Check every line of the data below for the word "image", then give only the number of lines that have it.

[Component data from apps and pages]
*****
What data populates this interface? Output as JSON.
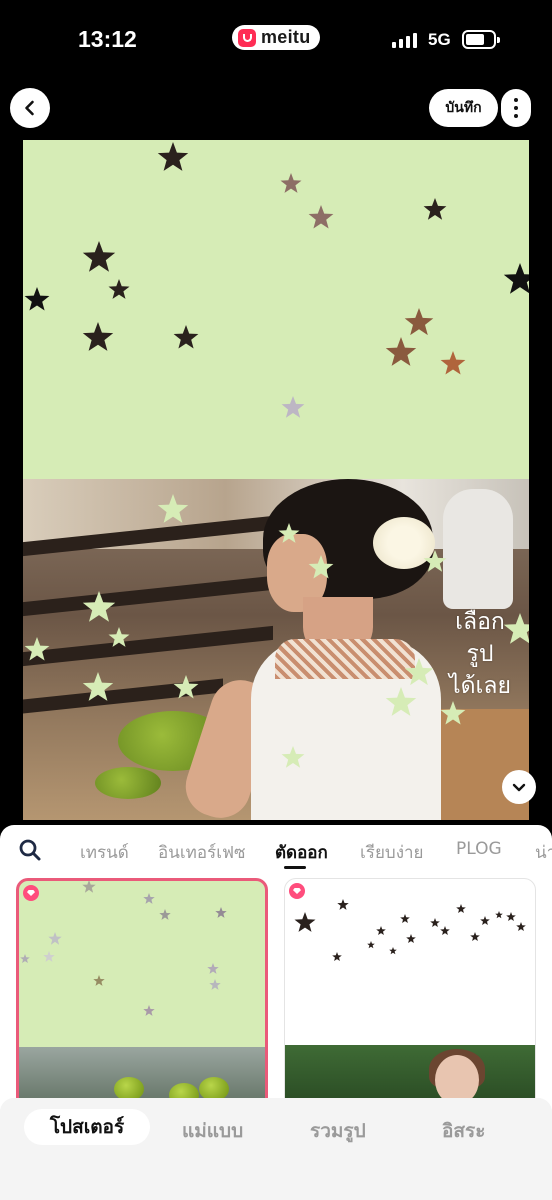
{
  "status_bar": {
    "time": "13:12",
    "app_name": "meitu",
    "network": "5G",
    "battery_percent": 70
  },
  "header": {
    "save_label": "บันทึก",
    "back_icon": "chevron-left-icon",
    "more_icon": "vertical-dots-icon"
  },
  "canvas": {
    "background_color": "#d6ecb6",
    "handwritten_text": [
      "เลือก",
      "รูป",
      "ได้เลย"
    ]
  },
  "template_tabs": {
    "items": [
      "เทรนด์",
      "อินเทอร์เฟซ",
      "ตัดออก",
      "เรียบง่าย",
      "PLOG",
      "น่า"
    ],
    "active": "ตัดออก"
  },
  "bottom_nav": {
    "items": [
      "โปสเตอร์",
      "แม่แบบ",
      "รวมรูป",
      "อิสระ"
    ],
    "active": "โปสเตอร์"
  },
  "colors": {
    "accent_pink": "#ea5a7a",
    "poster_green": "#d6ecb6"
  }
}
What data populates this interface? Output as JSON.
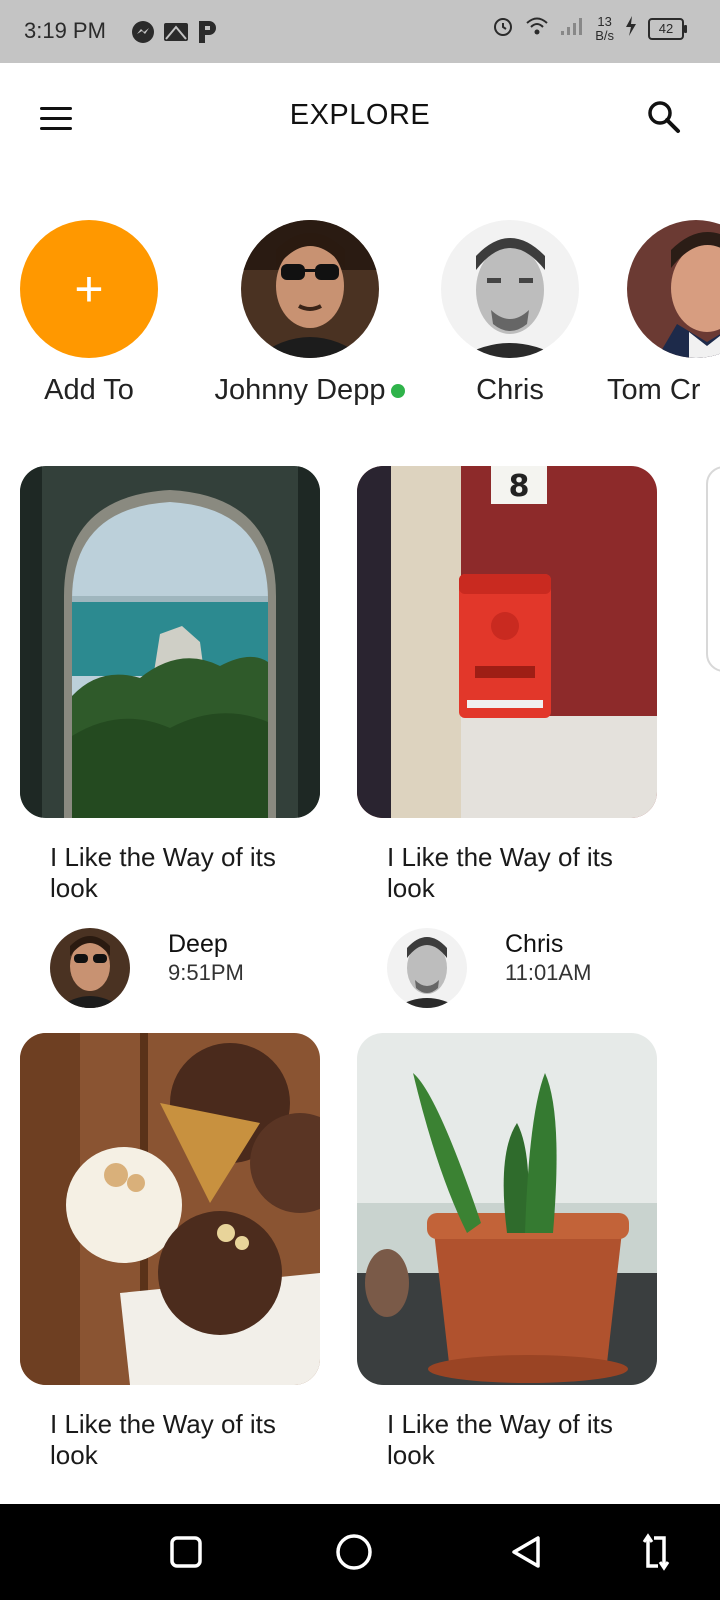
{
  "status_bar": {
    "time": "3:19 PM",
    "net_speed_value": "13",
    "net_speed_unit": "B/s",
    "battery": "42",
    "left_icons": [
      "messenger-icon",
      "email-icon",
      "pandora-icon"
    ],
    "right_icons": [
      "alarm-icon",
      "wifi-icon",
      "signal-icon",
      "charging-icon"
    ]
  },
  "app_bar": {
    "title": "EXPLORE",
    "menu_icon": "hamburger-menu-icon",
    "search_icon": "search-icon"
  },
  "stories": [
    {
      "name": "Add To",
      "type": "add",
      "icon": "plus-icon",
      "color": "#ff9800"
    },
    {
      "name": "Johnny Depp",
      "online": true,
      "online_color": "#2fb34a"
    },
    {
      "name": "Chris"
    },
    {
      "name": "Tom Cr"
    }
  ],
  "posts": [
    {
      "caption": "I Like the Way of its look",
      "author": "Deep",
      "time": "9:51PM",
      "image": "sea-arch-photo"
    },
    {
      "caption": "I Like the Way of its look",
      "author": "Chris",
      "time": "11:01AM",
      "image": "red-mailbox-photo"
    },
    {
      "caption": "I Like the Way of its look",
      "image": "ice-cream-photo"
    },
    {
      "caption": "I Like the Way of its look",
      "image": "cactus-photo"
    }
  ],
  "nav_bar": {
    "buttons": [
      "recents-square-icon",
      "home-circle-icon",
      "back-triangle-icon",
      "rotate-icon"
    ]
  }
}
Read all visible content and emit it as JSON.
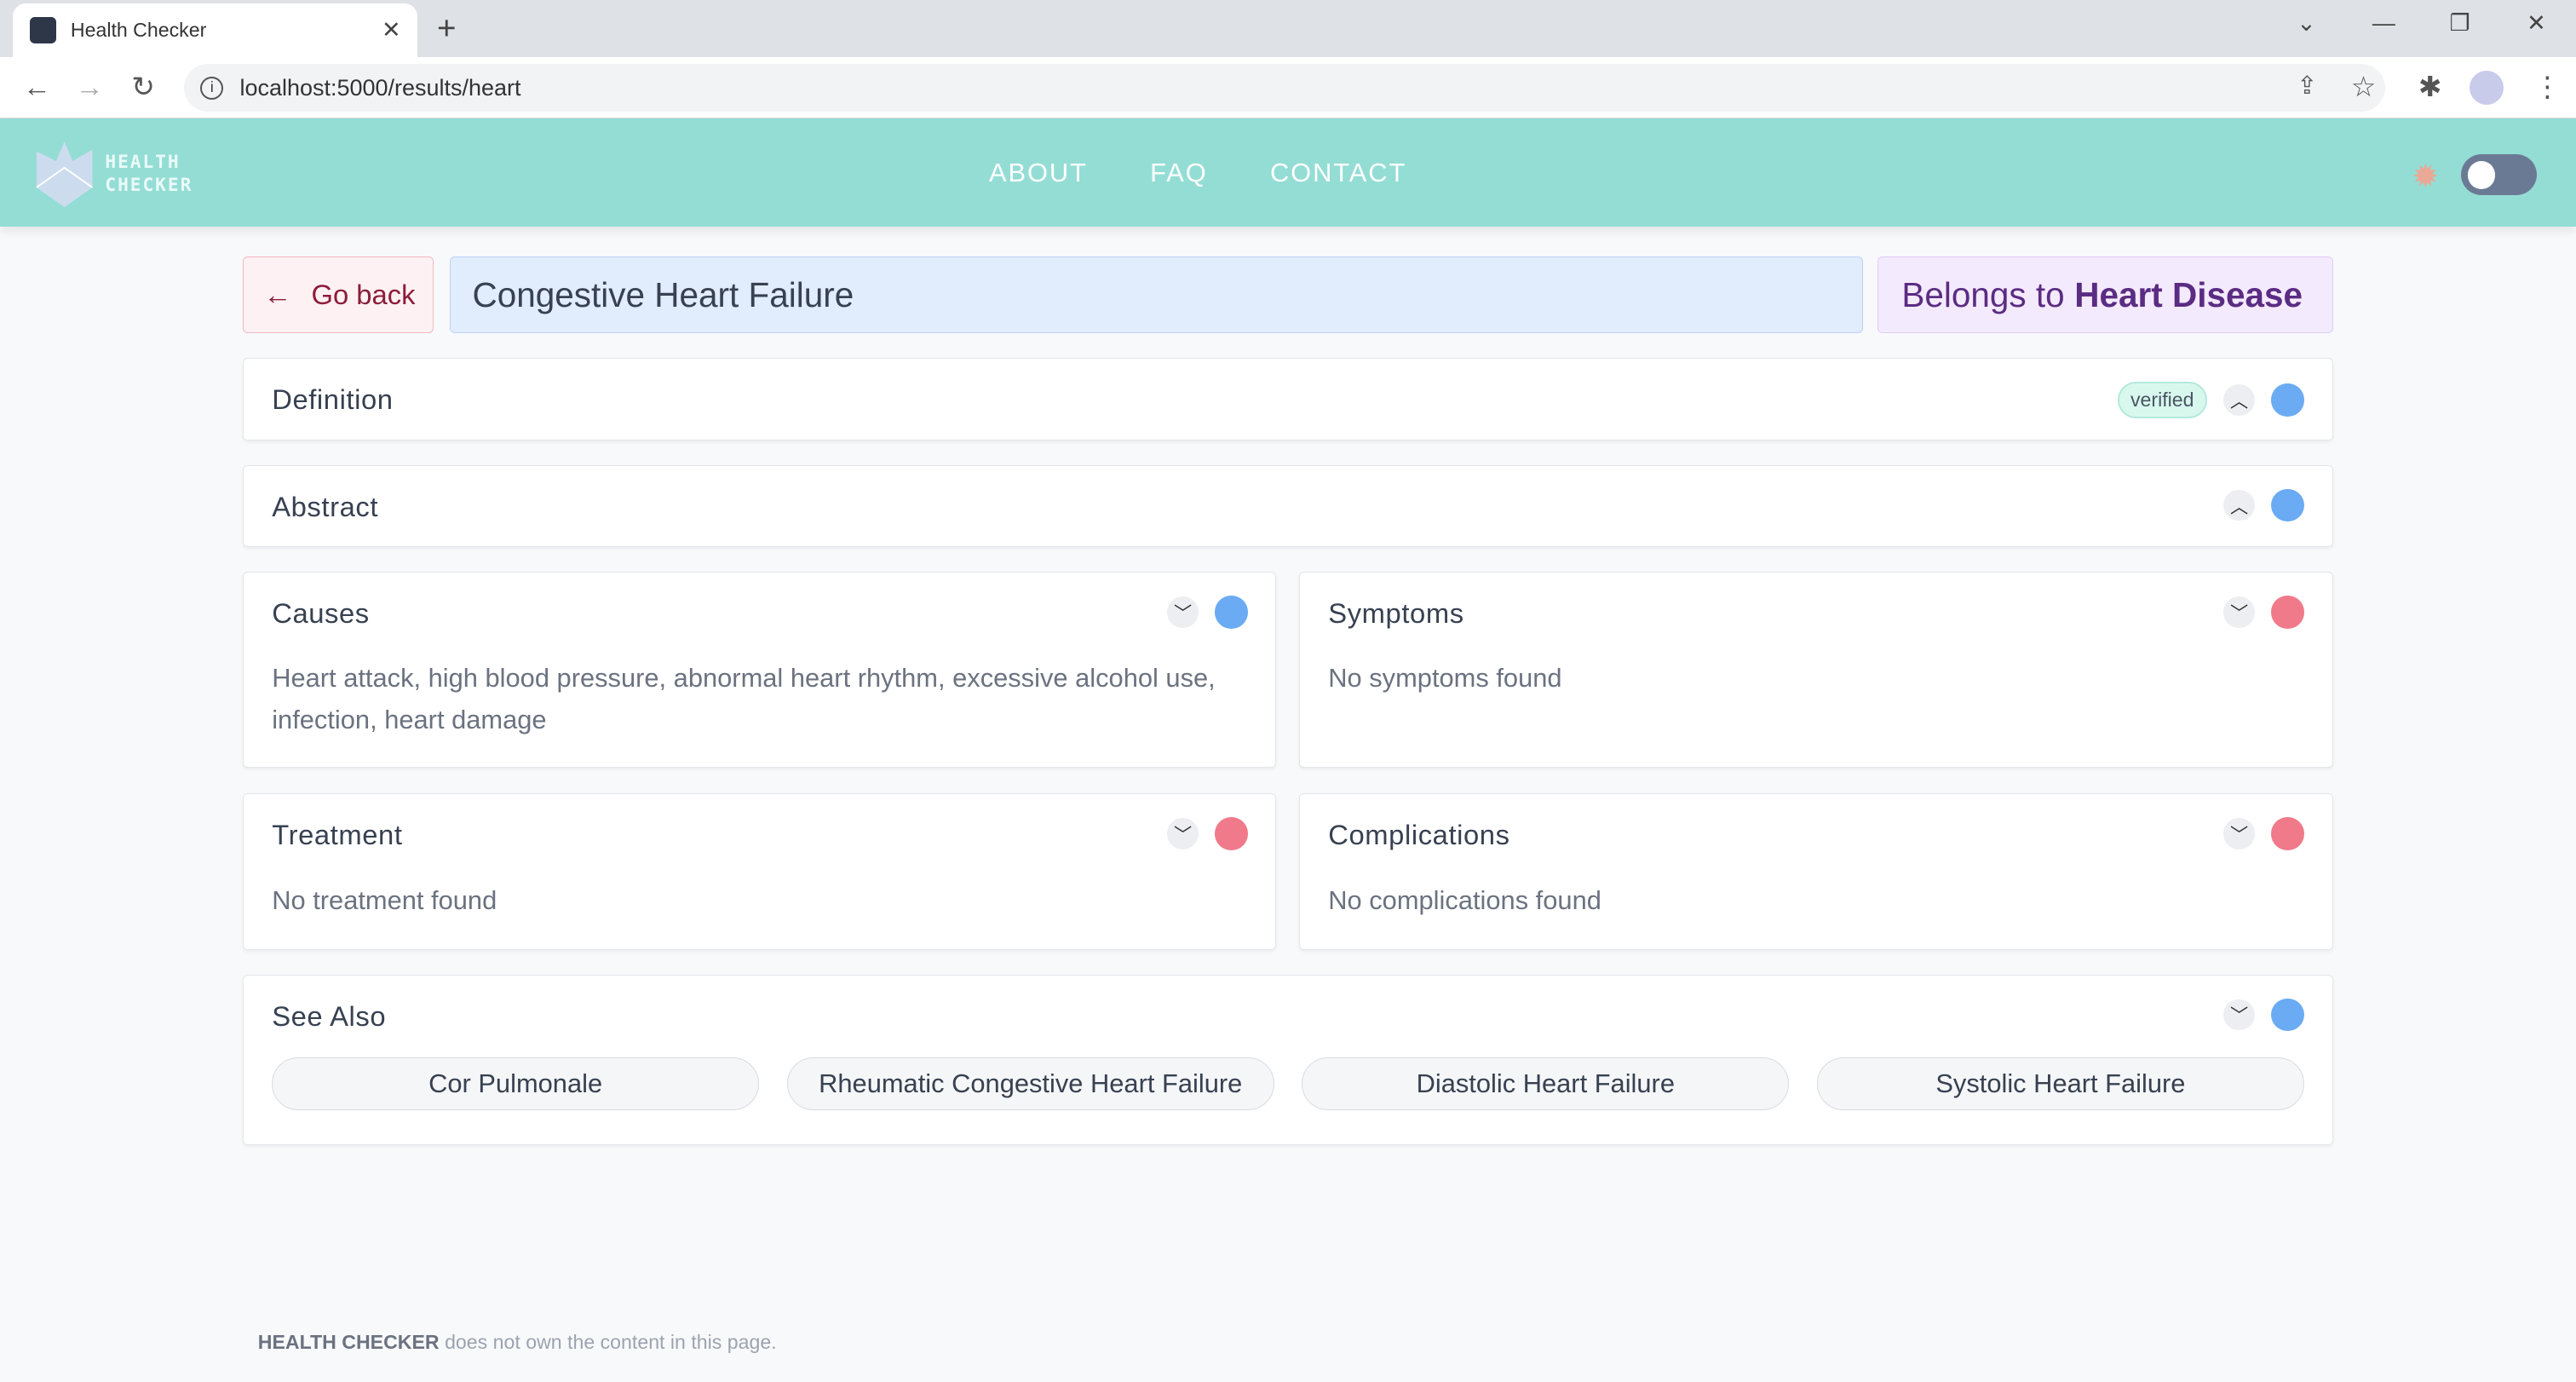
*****
■ Task answer: 4